Hiram College

Hiram College Garfield Presidency Scholars Danni Lynn McDonald ’19, Matthew Mitchell ’20, and Hannah Waldman ’20 presented talks on the public service roles of two generations of the President James A. Garfield family at the fourth annual Garfield Symposium at the Chagrin Falls Public Library on November 4.

Hosted by the James A. Garfield Civil War Round Table (CWRT), the symposium, “The Garfields of Northeast Ohio,” highlighted the lasting impact of Garfield’s legacy, as carried out by his descendants in Northeast Ohio. Benjamin Frayser, commander, James A. Garfield CWRT, delivered the keynote address.
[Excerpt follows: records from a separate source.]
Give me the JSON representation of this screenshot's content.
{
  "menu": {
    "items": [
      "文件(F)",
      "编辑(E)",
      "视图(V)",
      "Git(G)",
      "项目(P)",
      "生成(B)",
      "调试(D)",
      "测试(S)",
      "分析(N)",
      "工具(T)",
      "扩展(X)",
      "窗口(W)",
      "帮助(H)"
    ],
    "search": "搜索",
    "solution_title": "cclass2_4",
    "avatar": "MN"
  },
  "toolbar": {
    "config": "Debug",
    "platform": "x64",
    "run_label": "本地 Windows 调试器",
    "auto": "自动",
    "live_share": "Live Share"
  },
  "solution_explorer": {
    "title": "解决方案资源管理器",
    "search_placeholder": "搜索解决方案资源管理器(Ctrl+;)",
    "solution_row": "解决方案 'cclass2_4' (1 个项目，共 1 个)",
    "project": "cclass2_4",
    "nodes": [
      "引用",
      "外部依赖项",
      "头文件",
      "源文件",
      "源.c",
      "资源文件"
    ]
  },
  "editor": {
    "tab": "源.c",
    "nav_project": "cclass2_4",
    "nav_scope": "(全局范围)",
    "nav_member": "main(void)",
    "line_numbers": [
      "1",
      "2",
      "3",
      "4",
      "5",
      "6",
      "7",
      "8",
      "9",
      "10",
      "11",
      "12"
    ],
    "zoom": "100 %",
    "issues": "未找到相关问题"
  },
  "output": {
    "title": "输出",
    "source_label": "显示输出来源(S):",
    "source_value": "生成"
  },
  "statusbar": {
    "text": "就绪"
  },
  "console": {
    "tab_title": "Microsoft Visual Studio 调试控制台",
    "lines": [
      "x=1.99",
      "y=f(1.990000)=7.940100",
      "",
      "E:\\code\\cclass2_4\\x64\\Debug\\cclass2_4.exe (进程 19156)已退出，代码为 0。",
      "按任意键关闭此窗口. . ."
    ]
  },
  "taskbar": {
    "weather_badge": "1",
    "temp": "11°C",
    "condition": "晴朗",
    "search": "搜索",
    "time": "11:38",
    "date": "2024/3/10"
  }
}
For the panel featuring the three Garfield Presidency Scholars, McDonald presented on Eleanor B. Garfield, the president’s granddaughter-in-law; Mitchell examined the life and career of Garfield’s second son, James R. Garfield; and Waldman focused on Garfield’s oldest son, Harry A. Garfield.

Though the 20th president’s time in the executive office was brief, most Hiram College students are familiar with the Garfield name and legacy. The president served as the second principal of the college, when it was known as the Western Reserve Eclectic Institute. Garfield’s philosophies on liberal arts education have made a lasting impact on the college as it exists today.

“The presentations truly highlighted what a remarkable family the Garfields were and still are, spanning several generations. It was fascinating hearing from people who are passionate about the history of the family, and they were extremely excited to have us at the symposium,” Waldman said. “I learned so much about the man that President Garfield was by learning about the men his sons were.”

In preparation for the conference, Waldman and her peers conducted research with assistance from Douglas Brattebo, Ph.D., associate professor of political science and director of the James A. Garfield Center for the Study of the American Presidency.

Dr. Brattebo accompanied the students at the symposium, introducing their presentations and moderating discussion.

“It is always wonderful to see the Garfield Presidency Scholars represent the college so capably at the symposium,” Dr. Brattebo commented.  “I am proud of their competence and maturity, and I am delighted that they have gained valuable experience in making presentations in a formal conference setting.”